God knows what we need. A few days later, we needed the sun to come out and glory! It did. Those mountains were practically begging us to spend time with them and this PNW girl was not complaining about it.

On Sunday during a break in the weather we hopped in the car and took off to discover. Everything was beautiful and clean and wild. Juneau is full of colors – bright turquoise and soft purples and sturdy browns. I had no words for Mendenhall glacier or the little island-shine we visited, only squeals of delight and the occasional “Oh my gosh just look at it!”

Being surrounded by the grandeur of Juneau’s mountains made me feel small again, but this was a new kind of small. I had only experienced a fraction of this kind of smallness before, often in solitary places when I pray. This sense of smallness was safe and seen. It was as if only God knew exactly where I was at that point in time. That kind of seclusion helped me silence the loud opinions this world chokes me with and to hear the small voice of Truth. That kind of small put me in right relation with a God whose majesty goes far beyond Alaskan mountains. It was gentle and humble and good.

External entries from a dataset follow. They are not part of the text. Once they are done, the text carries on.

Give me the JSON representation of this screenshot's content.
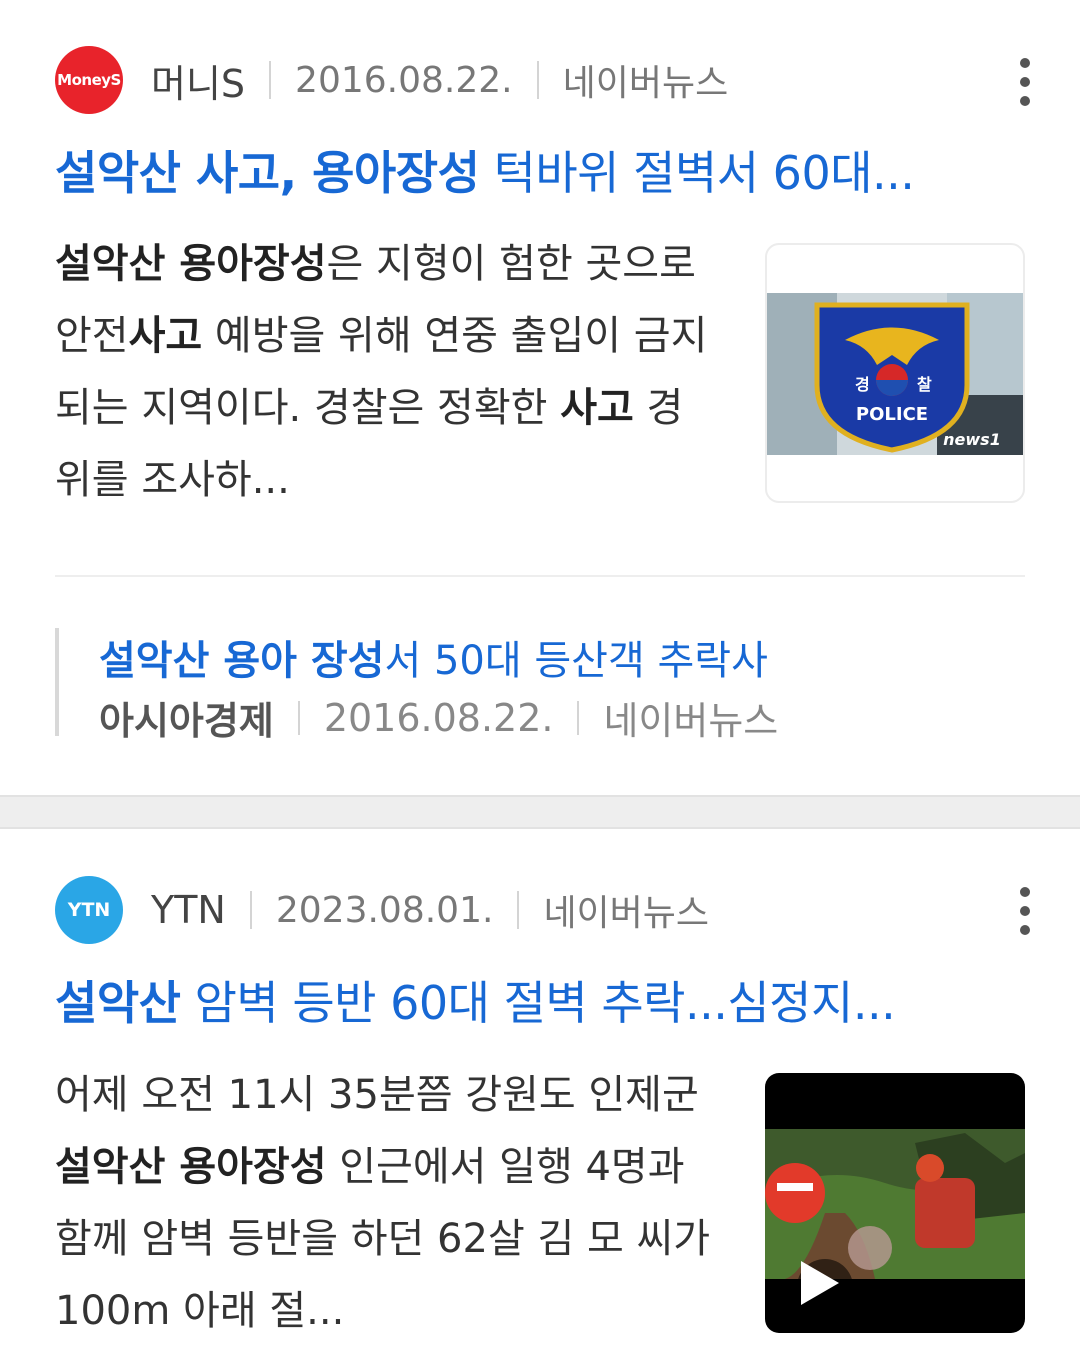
{
  "cards": [
    {
      "press_logo_text": "MoneyS",
      "press_name": "머니S",
      "date": "2016.08.22.",
      "source": "네이버뉴스",
      "title_bold": "설악산 사고, 용아장성",
      "title_rest": " 턱바위 절벽서 60대...",
      "desc_parts": [
        {
          "text": "설악산 용아장성",
          "bold": true
        },
        {
          "text": "은 지형이 험한 곳으로 안전",
          "bold": false
        },
        {
          "text": "사고",
          "bold": true
        },
        {
          "text": " 예방을 위해 연중 출입이 금지되는 지역이다. 경찰은 정확한 ",
          "bold": false
        },
        {
          "text": "사고",
          "bold": true
        },
        {
          "text": " 경위를 조사하...",
          "bold": false
        }
      ],
      "thumbnail": {
        "badge_top": "경",
        "badge_top2": "찰",
        "badge_text": "POLICE",
        "watermark": "news1"
      },
      "related": {
        "title_bold": "설악산 용아 장성",
        "title_rest": "서 50대 등산객 추락사",
        "press": "아시아경제",
        "date": "2016.08.22.",
        "source": "네이버뉴스"
      }
    },
    {
      "press_logo_text": "YTN",
      "press_name": "YTN",
      "date": "2023.08.01.",
      "source": "네이버뉴스",
      "title_bold": "설악산",
      "title_rest": " 암벽 등반 60대 절벽 추락...심정지...",
      "desc_parts": [
        {
          "text": "어제 오전 11시 35분쯤 강원도 인제군 ",
          "bold": false
        },
        {
          "text": "설악산 용아장성",
          "bold": true
        },
        {
          "text": " 인근에서 일행 4명과 함께 암벽 등반을 하던 62살 김 모 씨가 100m 아래 절...",
          "bold": false
        }
      ]
    }
  ],
  "colors": {
    "title": "#1768d4",
    "moneys_red": "#e8232b",
    "ytn_blue": "#2aa6e6"
  },
  "icons": [
    "more-vertical-icon",
    "play-icon"
  ]
}
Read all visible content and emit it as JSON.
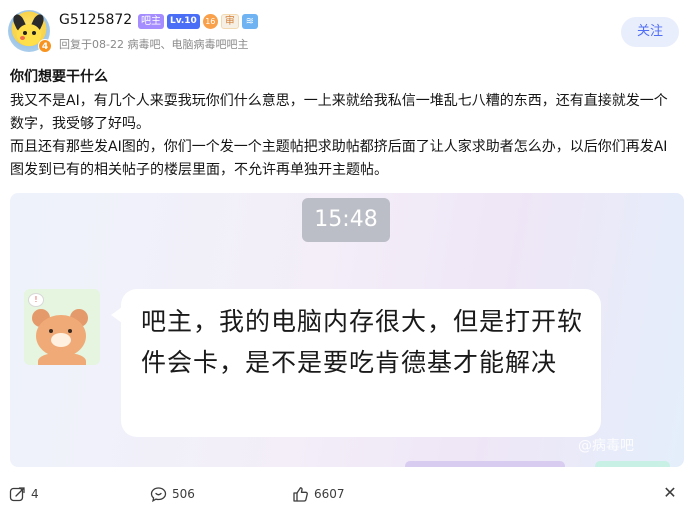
{
  "header": {
    "username": "G5125872",
    "avatar_level": "4",
    "badges": {
      "owner": "吧主",
      "level": "Lv.10",
      "circle": "16",
      "shen": "审",
      "wave": "≋"
    },
    "meta": "回复于08-22  病毒吧、电脑病毒吧吧主",
    "follow_label": "关注"
  },
  "post": {
    "title": "你们想要干什么",
    "paragraph_1": "我又不是AI，有几个人来耍我玩你们什么意思，一上来就给我私信一堆乱七八糟的东西，还有直接就发一个数字，我受够了好吗。",
    "paragraph_2": "而且还有那些发AI图的，你们一个发一个主题帖把求助帖都挤后面了让人家求助者怎么办，以后你们再发AI图发到已有的相关帖子的楼层里面，不允许再单独开主题帖。"
  },
  "image": {
    "time": "15:48",
    "message": "吧主，我的电脑内存很大，但是打开软件会卡，是不是要吃肯德基才能解决",
    "watermark": "@病毒吧"
  },
  "footer": {
    "share_count": "4",
    "comment_count": "506",
    "like_count": "6607",
    "close_symbol": "✕"
  },
  "colors": {
    "accent": "#4f6df5",
    "follow_bg": "#e9eefc",
    "owner_badge": "#a58cff",
    "level_badge": "#4a6ef5"
  }
}
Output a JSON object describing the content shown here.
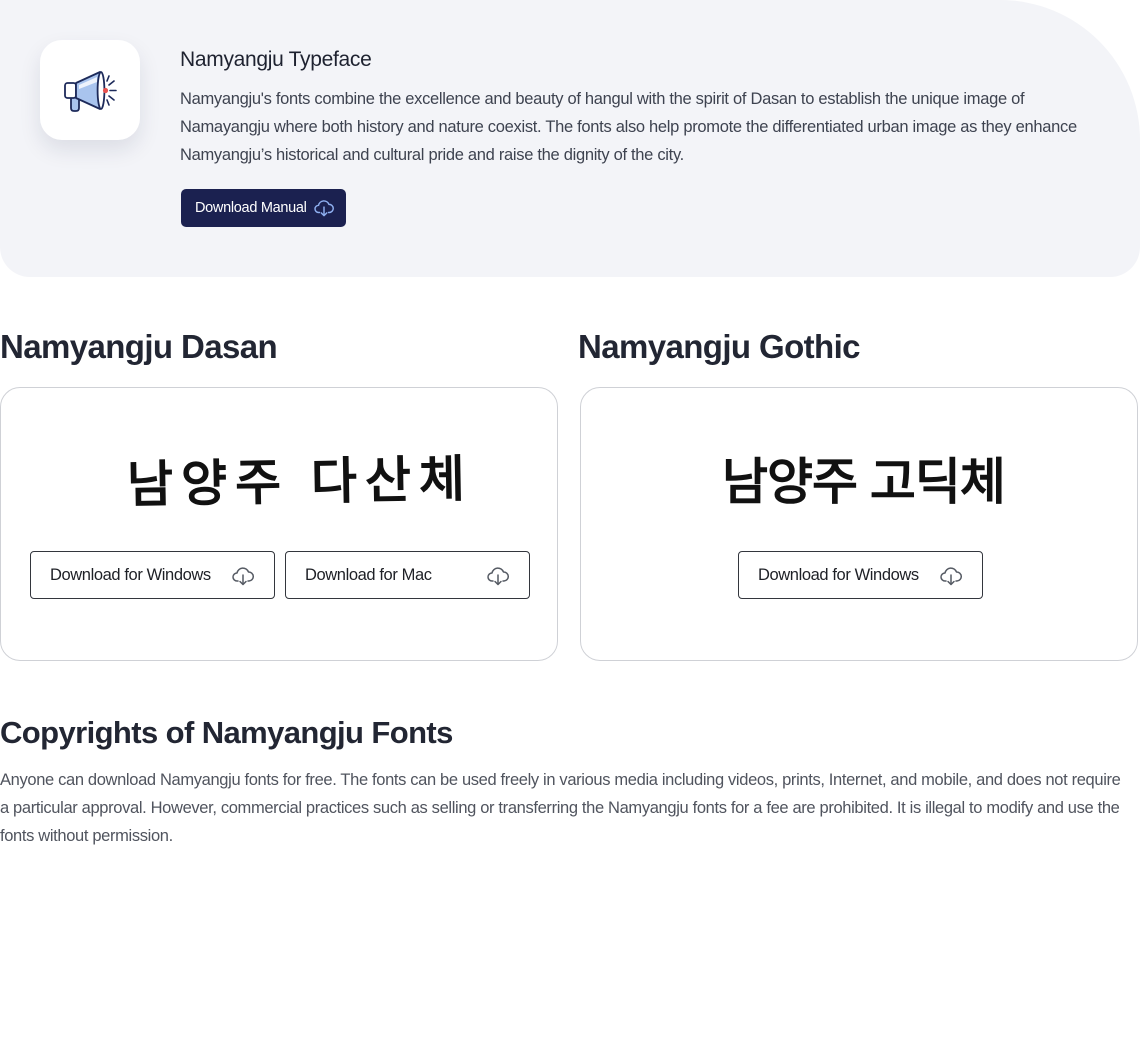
{
  "hero": {
    "title": "Namyangju Typeface",
    "description": "Namyangju's fonts combine the excellence and beauty of hangul with the spirit of Dasan to establish the unique image of Namayangju where both history and nature coexist. The fonts also help promote the differentiated urban image as they enhance Namyangju’s historical and cultural pride and raise the dignity of the city.",
    "download_manual_label": "Download Manual",
    "icon": "megaphone-icon"
  },
  "fonts": [
    {
      "name": "Namyangju Dasan",
      "preview": "남양주 다산체",
      "buttons": [
        "Download for Windows",
        "Download for Mac"
      ]
    },
    {
      "name": "Namyangju Gothic",
      "preview": "남양주 고딕체",
      "buttons": [
        "Download for Windows"
      ]
    }
  ],
  "copyright": {
    "title": "Copyrights of Namyangju Fonts",
    "text": "Anyone can download Namyangju fonts for free. The fonts can be used freely in various media including videos, prints, Internet, and mobile, and does not require a particular approval. However, commercial practices such as selling or transferring the Namyangju fonts for a fee are prohibited. It is illegal to modify and use the fonts without permission."
  },
  "colors": {
    "hero_bg": "#f3f4f8",
    "primary_button": "#1b2150",
    "heading": "#222633",
    "body_text": "#50545e"
  }
}
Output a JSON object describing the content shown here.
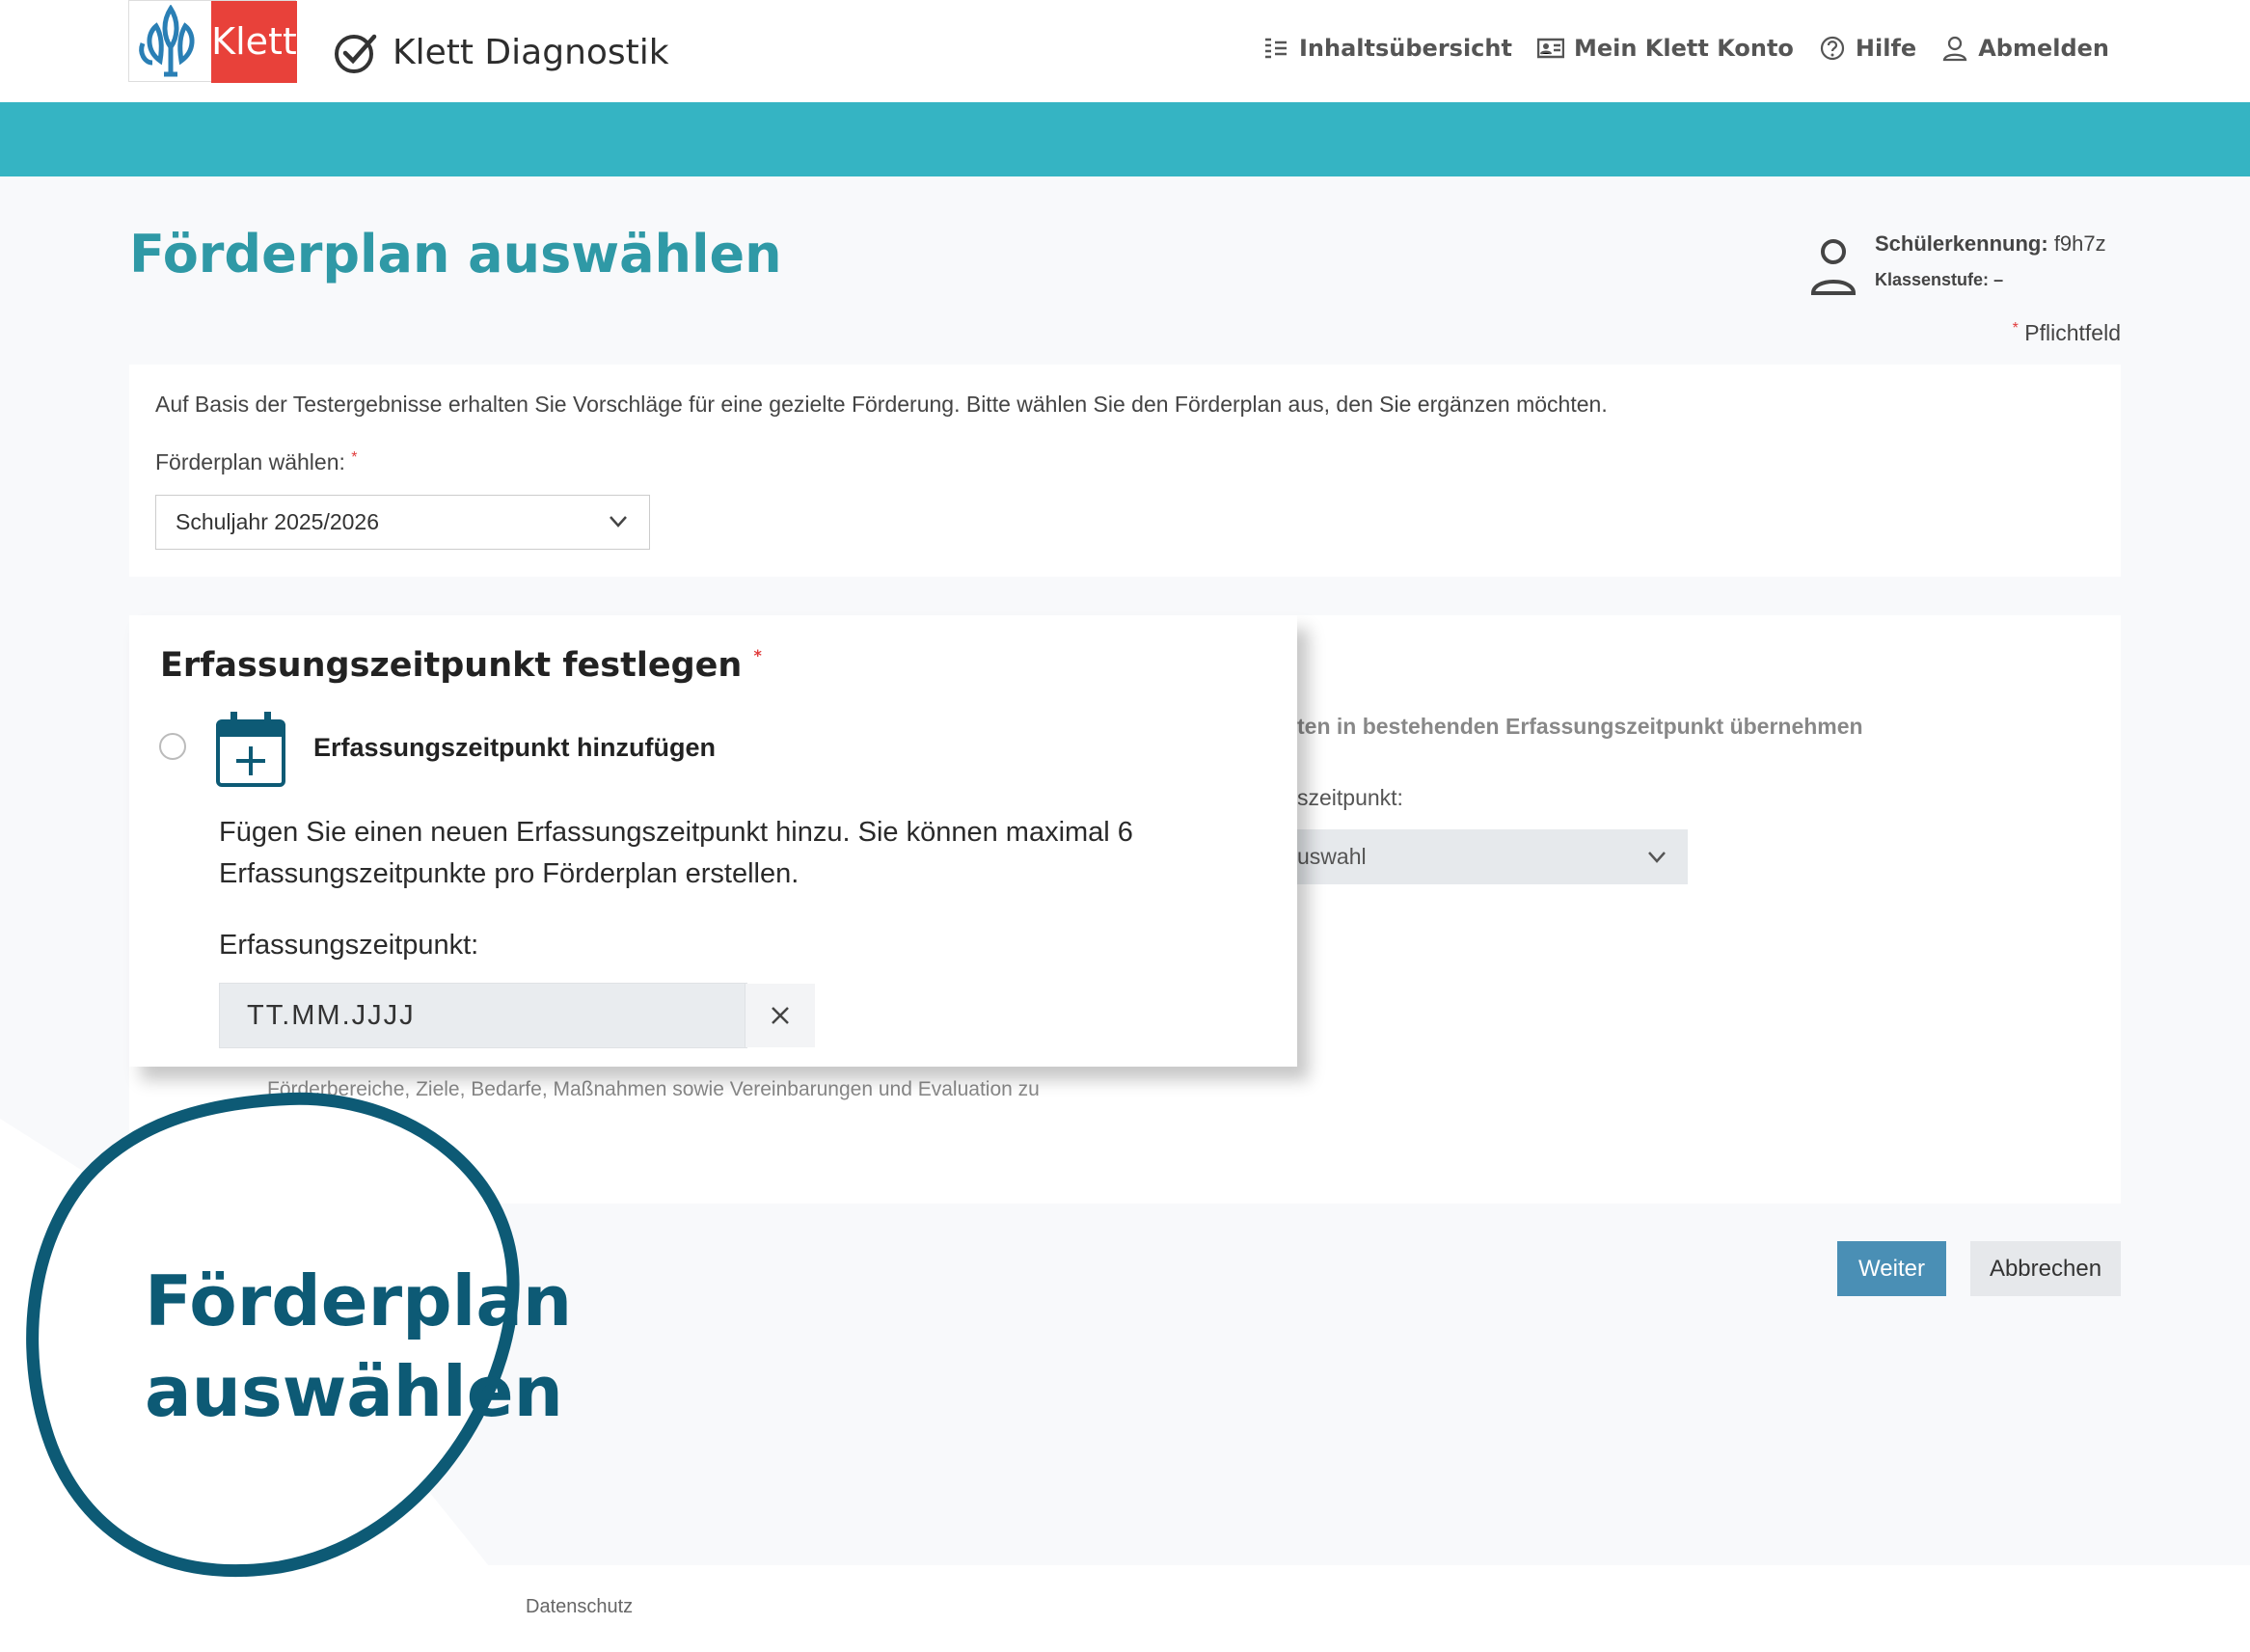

For so long I fought smallness because it felt vulnerable and weak. I came at life on the offense, arms swinging in a desperate attempt to be bigger and be seen saying “Look at what I can do! Look at what I can achieve despite my smallness! Don’t I have worth? Am I valuable yet?”

God kneeled down to me in those mountains in an intimate, unseen, small moment and told me to stand down. To put my blazing guns away and stop letting the world name me anything else than what He already established at the beginning. God looked at me and called me “Beloved”.

“Here is My servant, whom I have chosen, My beloved, in whom My soul delights.” // Matthew 12:18

So now here I am, sitting small on a charter bus repeating my name to myself over and over until it sounds true – Beloved, Beloved, Beloved. Now I’m forever searching for the places that make me feel small.